Musically, Julien’s early explorations drew heavily on his ‘80s boogie, synth-funk and electro influences, but in recent years he’s become more closely associated with the kind of wild, energetic acid house and percussion-heavy jack-tracks that sets pulses racing out on the dancefloor. Of course, there have always been off-kilter and left-of-centre experiments – see some of the spacey synth-scapes on his rugged Species EP for Broadwalk, the Yellow Magic Orchestra-goes-techno insanity of “YM2”, or some of his eccentric re-edit releases – but it’s his more forthright, drum-centric productions that have hit home hardest.
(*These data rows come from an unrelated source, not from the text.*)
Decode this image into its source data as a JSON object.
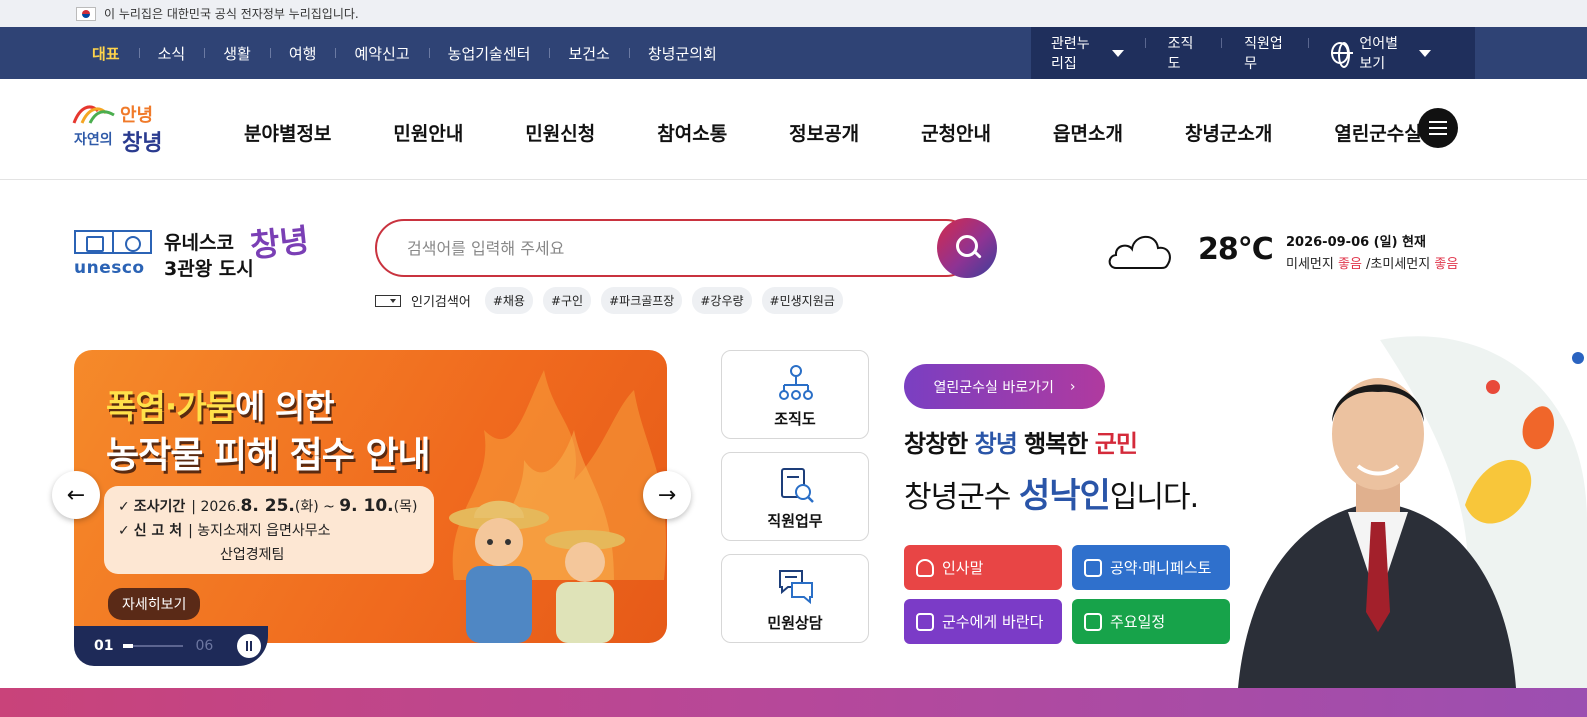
{
  "gov_banner": {
    "text": "이 누리집은 대한민국 공식 전자정부 누리집입니다."
  },
  "top_nav": {
    "items": [
      "대표",
      "소식",
      "생활",
      "여행",
      "예약신고",
      "농업기술센터",
      "보건소",
      "창녕군의회"
    ],
    "right": {
      "related": "관련누리집",
      "org": "조직도",
      "staff": "직원업무",
      "language": "언어별보기"
    }
  },
  "logo": {
    "line1": "안녕",
    "line2": "자연의",
    "line3": "창녕"
  },
  "gnb": [
    "분야별정보",
    "민원안내",
    "민원신청",
    "참여소통",
    "정보공개",
    "군청안내",
    "읍면소개",
    "창녕군소개",
    "열린군수실"
  ],
  "unesco": {
    "word": "unesco",
    "line1": "유네스코",
    "line2": "3관왕 도시",
    "script": "창녕"
  },
  "search": {
    "placeholder": "검색어를 입력해 주세요",
    "popular_label": "인기검색어",
    "tags": [
      "#채용",
      "#구인",
      "#파크골프장",
      "#강우량",
      "#민생지원금"
    ]
  },
  "weather": {
    "temp": "28°C",
    "date": "2026-09-06 (일) 현재",
    "fine_dust_label": "미세먼지",
    "fine_dust_value": "좋음",
    "ultra_dust_label": "초미세먼지",
    "ultra_dust_value": "좋음"
  },
  "banner": {
    "title_a": "폭염·가뭄",
    "title_b": "에 의한",
    "title_2": "농작물 피해 접수 안내",
    "period_label": "조사기간",
    "period_value_pre": "2026.",
    "period_value_md1": "8. 25.",
    "period_value_mid": "(화) ~ ",
    "period_value_md2": "9. 10.",
    "period_value_post": "(목)",
    "place_label": "신 고 처",
    "place_value": "농지소재지 읍면사무소",
    "place_value2": "산업경제팀",
    "detail": "자세히보기",
    "current": "01",
    "total": "06"
  },
  "quick_links": [
    {
      "label": "조직도"
    },
    {
      "label": "직원업무"
    },
    {
      "label": "민원상담"
    }
  ],
  "mayor": {
    "open_office": "열린군수실 바로가기",
    "slogan_1": "창창한",
    "slogan_2": "창녕",
    "slogan_3": "행복한",
    "slogan_4": "군민",
    "line_pre": "창녕군수 ",
    "name": "성낙인",
    "line_post": "입니다.",
    "actions": [
      "인사말",
      "공약·매니페스토",
      "군수에게 바란다",
      "주요일정"
    ]
  },
  "colors": {
    "nav_bg": "#2f4375",
    "nav_active": "#ffd44b",
    "search_border": "#c9333f",
    "good": "#e0344a"
  }
}
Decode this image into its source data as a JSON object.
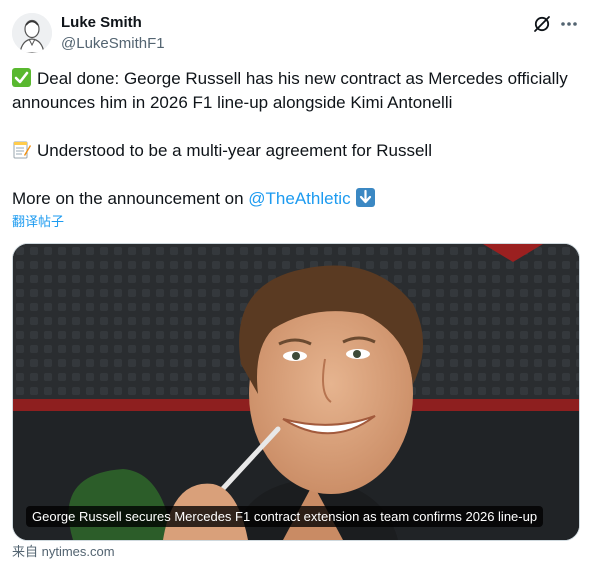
{
  "author": {
    "name": "Luke Smith",
    "handle": "@LukeSmithF1"
  },
  "tweet": {
    "line1_prefix_icon": "check-mark-emoji",
    "line1": "Deal done: George Russell has his new contract as Mercedes officially announces him in 2026 F1 line-up alongside Kimi Antonelli",
    "line2_prefix_icon": "memo-emoji",
    "line2": "Understood to be a multi-year agreement for Russell",
    "line3_text": "More on the announcement on ",
    "line3_mention": "@TheAthletic",
    "line3_suffix_icon": "down-arrow-emoji"
  },
  "translate_label": "翻译帖子",
  "media": {
    "caption": "George Russell secures Mercedes F1 contract extension as team confirms 2026 line-up"
  },
  "source": {
    "prefix": "来自 ",
    "domain": "nytimes.com"
  },
  "colors": {
    "link": "#1d9bf0",
    "secondary_text": "#536471",
    "primary_text": "#0f1419"
  }
}
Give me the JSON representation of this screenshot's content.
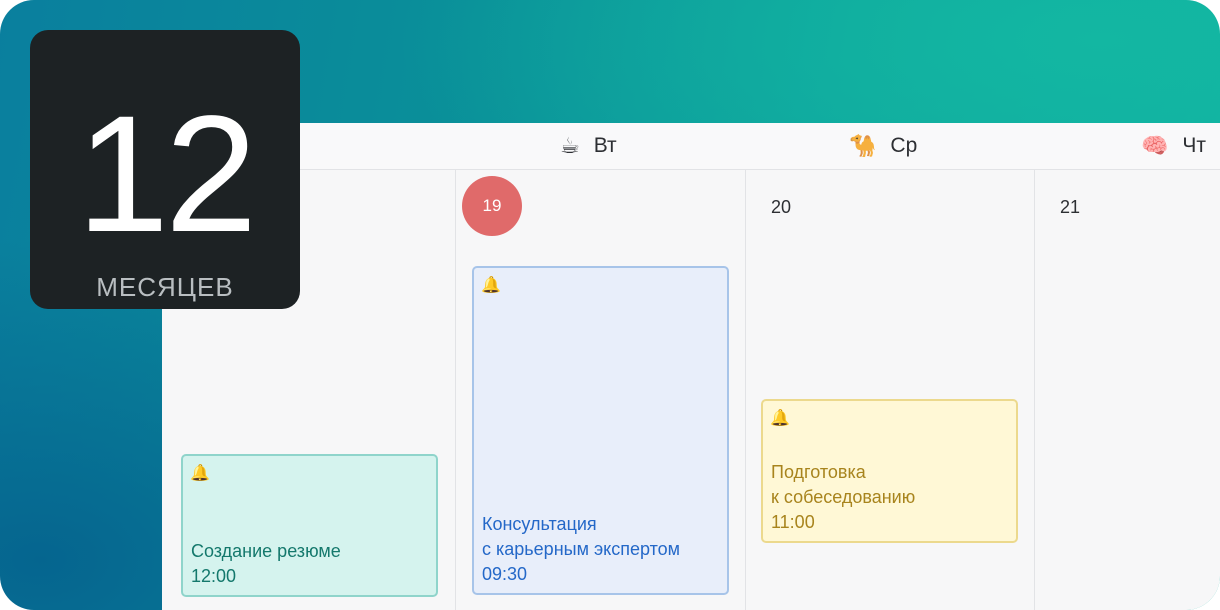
{
  "badge": {
    "number": "12",
    "label": "МЕСЯЦЕВ"
  },
  "calendar": {
    "days": [
      {
        "emoji": "☕",
        "name": "Вт",
        "date": "19",
        "today": true
      },
      {
        "emoji": "🐪",
        "name": "Ср",
        "date": "20",
        "today": false
      },
      {
        "emoji": "🧠",
        "name": "Чт",
        "date": "21",
        "today": false
      }
    ],
    "events": [
      {
        "icon": "bell-icon",
        "bell": "🔔",
        "title_lines": [
          "Создание резюме"
        ],
        "time": "12:00",
        "color": "#d5f3ee"
      },
      {
        "icon": "bell-icon",
        "bell": "🔔",
        "title_lines": [
          "Консультация",
          "с карьерным экспертом"
        ],
        "time": "09:30",
        "color": "#e8eefa"
      },
      {
        "icon": "bell-icon",
        "bell": "🔔",
        "title_lines": [
          "Подготовка",
          "к собеседованию"
        ],
        "time": "11:00",
        "color": "#fff8d6"
      }
    ]
  },
  "colors": {
    "today_marker": "#e06a6a",
    "background_gradient_start": "#0a7f9e",
    "background_gradient_end": "#12b4a3",
    "badge_background": "#1d2224"
  }
}
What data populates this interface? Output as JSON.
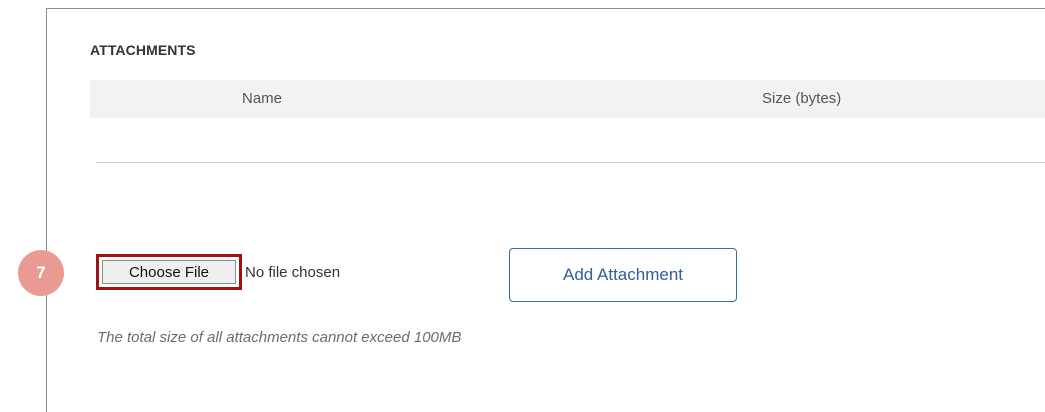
{
  "attachments": {
    "title": "ATTACHMENTS",
    "columns": [
      "Name",
      "Size (bytes)"
    ],
    "rows": []
  },
  "step_badge": "7",
  "file_input": {
    "button_label": "Choose File",
    "status": "No file chosen"
  },
  "add_button_label": "Add Attachment",
  "hint": "The total size of all attachments cannot exceed 100MB",
  "colors": {
    "badge": "#e99a92",
    "highlight_border": "#9e1212",
    "button_border": "#3a6ea5",
    "button_text": "#2f5f98",
    "header_bg": "#f2f2f2"
  }
}
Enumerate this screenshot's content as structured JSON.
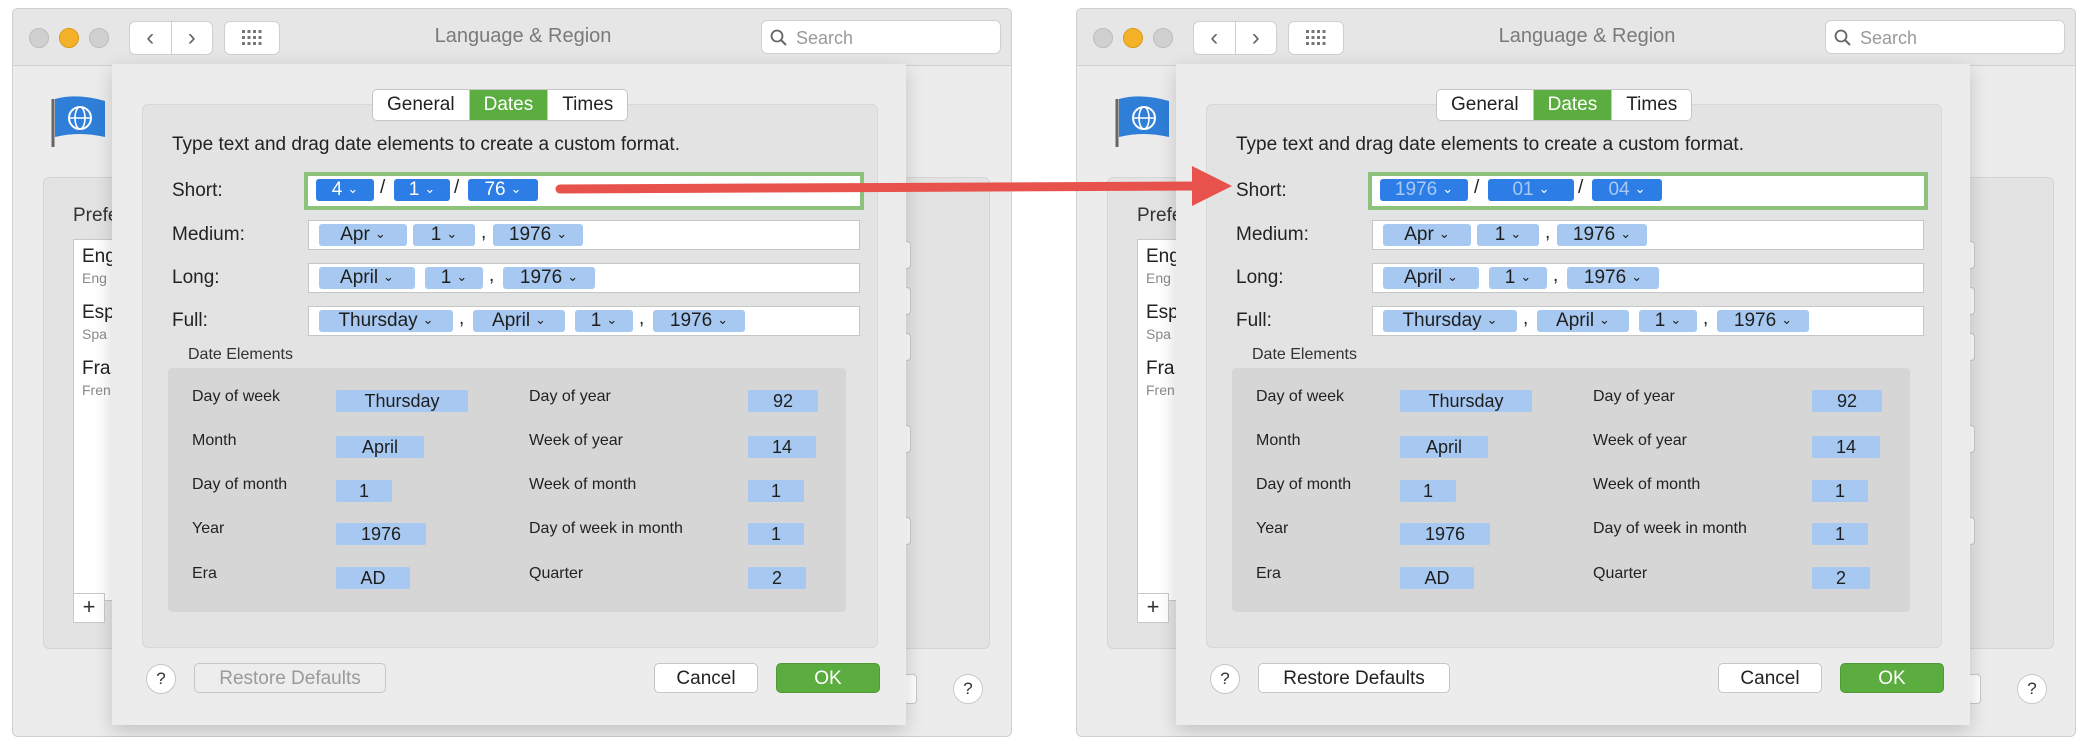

While this kind of fare is certainly suitable for DJ-friendly 12” singles, it would be a risk for Julien to devote his long-awaited debut album to wild and raw workouts in this style. While plenty of producers have made serviceable, and occasionally superb sets with only clubs in mind, Julien’s broad palette of influences, and hip-hop/soul roots suggest that he’d be more comfortable mixing things up a little.
That’s pretty much what he’s attempted to do with Fallen, a set that’s undeniably his, but has broad enough horizons to withstand repeated plays over a number of days, weeks or months. It still boasts that loose, stripped-back feel we’ve come to associate with Julien’s best work, and its melodic intentions are largely expressed through the use of classic synthesizer sounds.
Naturally, there are a number of relatively straightforward dancefloor moments, such as the intergalactic throb of the impeccable, Motor City techno influenced “Jedi” (arguably the album’s most ear-pleasing cut), and the clanking acid house-with-synth arpeggios of “Kingdom”. For the most part, though, the more floor-friendly explorations on Fallen look away from Chicago and Detroit for inspiration.
The sweet and groovy “Carousel” – all rubbery electric bass, loose-limbed broken house rhythms and woozy chords – looks to classic jazz-funk for inspiration (as does its more downtempo predecessor, the superb “Chantel”), while “XL” fixes flowery jazz piano motifs and eyes-closed solos to crunchy drum machine hits and a sludgy, bass-heavy house groove. Julien also tips a wink to his break-digging past on a pair of late order game-changers, the distorted jazz breaks and tipsy electronics of “Disciple”, and the madman-with-an-MPC cut-up madness of “Reficul”. The latter sounds like industrial broken beat mashed with Max D’s work as Dolo Percussion; it’s wild, but thrillingly so.
Wisely, Julien has chosen to contrast these more forthright cuts with a series of reflective moments. Arguably, it’s the inclusion of these that make Fallen a balanced, fully rounded album. There’s the obligatory nod to his electrofunk-centric past on the deep and dreamy “Marie”, and the cyclical melody lines, rising synths and bold chimes of “Oshun”. Best of all, though, is the title track. While little more than raw, rising and falling synthesizer lines of the fuzzy and spacey variety, with occasional flashes of synth-derived white noise, its simplicity is nevertheless hugely atmospheric.